### Extracted information

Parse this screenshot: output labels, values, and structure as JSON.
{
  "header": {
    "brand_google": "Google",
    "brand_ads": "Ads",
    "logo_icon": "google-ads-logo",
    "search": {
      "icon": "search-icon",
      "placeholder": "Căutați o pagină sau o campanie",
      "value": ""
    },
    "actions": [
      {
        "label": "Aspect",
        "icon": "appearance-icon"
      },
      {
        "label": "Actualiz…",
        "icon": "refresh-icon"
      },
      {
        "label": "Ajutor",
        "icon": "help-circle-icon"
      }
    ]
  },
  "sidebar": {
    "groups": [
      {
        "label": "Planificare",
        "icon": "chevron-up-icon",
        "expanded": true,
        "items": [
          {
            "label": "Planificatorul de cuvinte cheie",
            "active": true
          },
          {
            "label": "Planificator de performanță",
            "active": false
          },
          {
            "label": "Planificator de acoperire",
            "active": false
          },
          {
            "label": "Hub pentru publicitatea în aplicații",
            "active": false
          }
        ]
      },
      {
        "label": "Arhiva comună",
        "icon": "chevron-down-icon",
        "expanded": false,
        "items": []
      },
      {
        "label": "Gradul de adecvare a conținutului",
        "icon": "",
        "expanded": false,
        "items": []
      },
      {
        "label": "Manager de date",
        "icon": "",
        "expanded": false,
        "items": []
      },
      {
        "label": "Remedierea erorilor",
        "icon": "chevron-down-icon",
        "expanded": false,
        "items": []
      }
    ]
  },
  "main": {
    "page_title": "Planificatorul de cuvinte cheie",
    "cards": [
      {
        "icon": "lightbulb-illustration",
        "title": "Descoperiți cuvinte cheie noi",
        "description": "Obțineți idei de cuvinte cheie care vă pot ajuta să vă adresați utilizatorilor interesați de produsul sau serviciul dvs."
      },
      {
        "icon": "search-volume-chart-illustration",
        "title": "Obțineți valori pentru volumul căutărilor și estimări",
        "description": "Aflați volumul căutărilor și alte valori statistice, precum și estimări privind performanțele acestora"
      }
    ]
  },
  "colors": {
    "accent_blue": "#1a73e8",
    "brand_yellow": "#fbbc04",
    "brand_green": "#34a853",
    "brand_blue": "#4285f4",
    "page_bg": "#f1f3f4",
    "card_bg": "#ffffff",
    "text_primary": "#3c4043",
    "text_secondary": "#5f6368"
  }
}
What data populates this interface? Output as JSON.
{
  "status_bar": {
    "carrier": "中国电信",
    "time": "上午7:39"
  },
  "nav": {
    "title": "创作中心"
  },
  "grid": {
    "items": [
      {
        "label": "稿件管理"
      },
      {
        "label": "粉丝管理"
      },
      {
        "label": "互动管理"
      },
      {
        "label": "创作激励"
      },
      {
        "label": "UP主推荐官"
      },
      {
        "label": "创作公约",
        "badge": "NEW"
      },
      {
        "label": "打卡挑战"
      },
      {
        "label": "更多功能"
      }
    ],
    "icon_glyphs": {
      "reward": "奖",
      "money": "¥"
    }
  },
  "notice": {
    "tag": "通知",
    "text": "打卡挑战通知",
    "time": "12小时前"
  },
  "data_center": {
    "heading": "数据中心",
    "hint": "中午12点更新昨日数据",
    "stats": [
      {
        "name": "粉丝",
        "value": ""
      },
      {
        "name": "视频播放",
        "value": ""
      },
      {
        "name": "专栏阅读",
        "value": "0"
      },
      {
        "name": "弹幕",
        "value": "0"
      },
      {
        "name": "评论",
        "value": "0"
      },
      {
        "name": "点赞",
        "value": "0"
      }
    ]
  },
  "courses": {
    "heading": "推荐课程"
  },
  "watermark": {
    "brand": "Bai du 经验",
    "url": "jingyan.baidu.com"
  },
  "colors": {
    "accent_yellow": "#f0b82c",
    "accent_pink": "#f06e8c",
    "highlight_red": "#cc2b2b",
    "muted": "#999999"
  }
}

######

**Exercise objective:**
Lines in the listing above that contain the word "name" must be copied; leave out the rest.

**Task result:**
        "name": "粉丝",
        "name": "视频播放",
        "name": "专栏阅读",
        "name": "弹幕",
        "name": "评论",
        "name": "点赞",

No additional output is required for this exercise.